Adding Multi-Factor Authentication Can Reduce Risk…
An important step you can take to reduce the access risk associated with password-protected cloud apps is to bolster that protection by adding multi-factor authentication to the access environment. A multi-factor authentication solution that’s applied across all your organization’s cloud applications makes access more secure in two key ways: It adds another means of authentication by challenging users to prove they are who they say they are, and it provides IT security teams with broad visibility into access across multiple applications.
…and Increase Convenience
A multi-factor authentication solution that works across multiple apps, both in the cloud and on-premises, provides another benefit in addition to boosting security; it makes it more convenient for users to access applications and for admins to manage them. Regardless of which resource— VPN, email, HR tools, and so forth—the same authentication process applies, so there’s no need to adapt to a different mechanism for every application. And managing cloud application security is also easier when there’s just one multi-factor authentication solution to manage regardless of the number of applications.
Using a Risk-Based Approach Further Balances Security and Convenience
A risk-based approach to multi-factor authentication uses data analytics to decide whether to challenge a user for further authentication of identity, taking into account factors such as business context, user location, device and IP address. The system can request additional authentication if the analytics suggest a high-risk access attempt—or simply let the user in if it doesn’t.
What defines a high-risk access attempt? Examples include logging in on an unrecognized device or from an improbable location, or attempting to access a highly-sensitive resource for the first time. Conversely, a low-risk access attempt may be identified by the absence of such factors—a user seeking authentication from the same device and location as always, and seeking access to a relatively low-risk application. When the latter happens, the solution should recognize that the user’s behavior poses little risk and not require additional authentication.
Not all multi-factor authentication solutions can offer a risk-based approach. Such an approach requires a combination of sophisticated data analytics, machine learning, and the ability to recognize context.

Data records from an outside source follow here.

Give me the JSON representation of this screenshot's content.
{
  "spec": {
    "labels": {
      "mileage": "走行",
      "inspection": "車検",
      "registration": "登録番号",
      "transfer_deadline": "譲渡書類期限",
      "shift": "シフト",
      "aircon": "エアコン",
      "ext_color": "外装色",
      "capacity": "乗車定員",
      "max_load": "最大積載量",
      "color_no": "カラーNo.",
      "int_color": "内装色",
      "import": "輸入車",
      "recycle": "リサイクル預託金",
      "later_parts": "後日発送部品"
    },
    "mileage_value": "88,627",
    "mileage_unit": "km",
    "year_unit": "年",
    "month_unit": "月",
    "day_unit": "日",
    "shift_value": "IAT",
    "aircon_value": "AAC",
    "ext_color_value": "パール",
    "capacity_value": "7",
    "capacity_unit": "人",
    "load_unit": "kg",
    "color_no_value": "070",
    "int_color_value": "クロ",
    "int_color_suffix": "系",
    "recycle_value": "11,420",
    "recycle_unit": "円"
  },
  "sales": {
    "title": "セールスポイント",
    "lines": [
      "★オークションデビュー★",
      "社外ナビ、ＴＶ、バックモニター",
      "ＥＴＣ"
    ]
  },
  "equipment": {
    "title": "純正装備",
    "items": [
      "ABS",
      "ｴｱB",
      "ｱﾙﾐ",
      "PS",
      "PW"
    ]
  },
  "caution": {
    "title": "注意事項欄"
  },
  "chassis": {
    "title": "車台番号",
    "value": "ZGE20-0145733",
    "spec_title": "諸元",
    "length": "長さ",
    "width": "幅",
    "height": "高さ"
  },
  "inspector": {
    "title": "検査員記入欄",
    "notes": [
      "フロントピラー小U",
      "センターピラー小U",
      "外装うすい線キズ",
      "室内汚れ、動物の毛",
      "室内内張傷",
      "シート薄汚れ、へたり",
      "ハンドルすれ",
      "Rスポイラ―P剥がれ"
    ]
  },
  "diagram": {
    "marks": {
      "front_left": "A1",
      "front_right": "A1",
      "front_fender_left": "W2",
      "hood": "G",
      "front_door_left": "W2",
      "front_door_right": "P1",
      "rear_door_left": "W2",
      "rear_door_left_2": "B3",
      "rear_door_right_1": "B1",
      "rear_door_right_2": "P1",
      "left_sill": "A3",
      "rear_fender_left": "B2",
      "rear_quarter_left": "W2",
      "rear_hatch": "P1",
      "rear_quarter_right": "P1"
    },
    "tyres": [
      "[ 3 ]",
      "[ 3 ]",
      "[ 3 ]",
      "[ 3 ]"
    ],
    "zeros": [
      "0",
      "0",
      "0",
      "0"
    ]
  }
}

It’s a combination that’s well worth seeking out if you want secure access that offers robust protection for IT and convenient access for users.
Learn more about transforming secure access to meet today’s challenges by signing up for the RSA five-webinar series Access Transformation in Action, continuing through July 25 and available on demand after that date.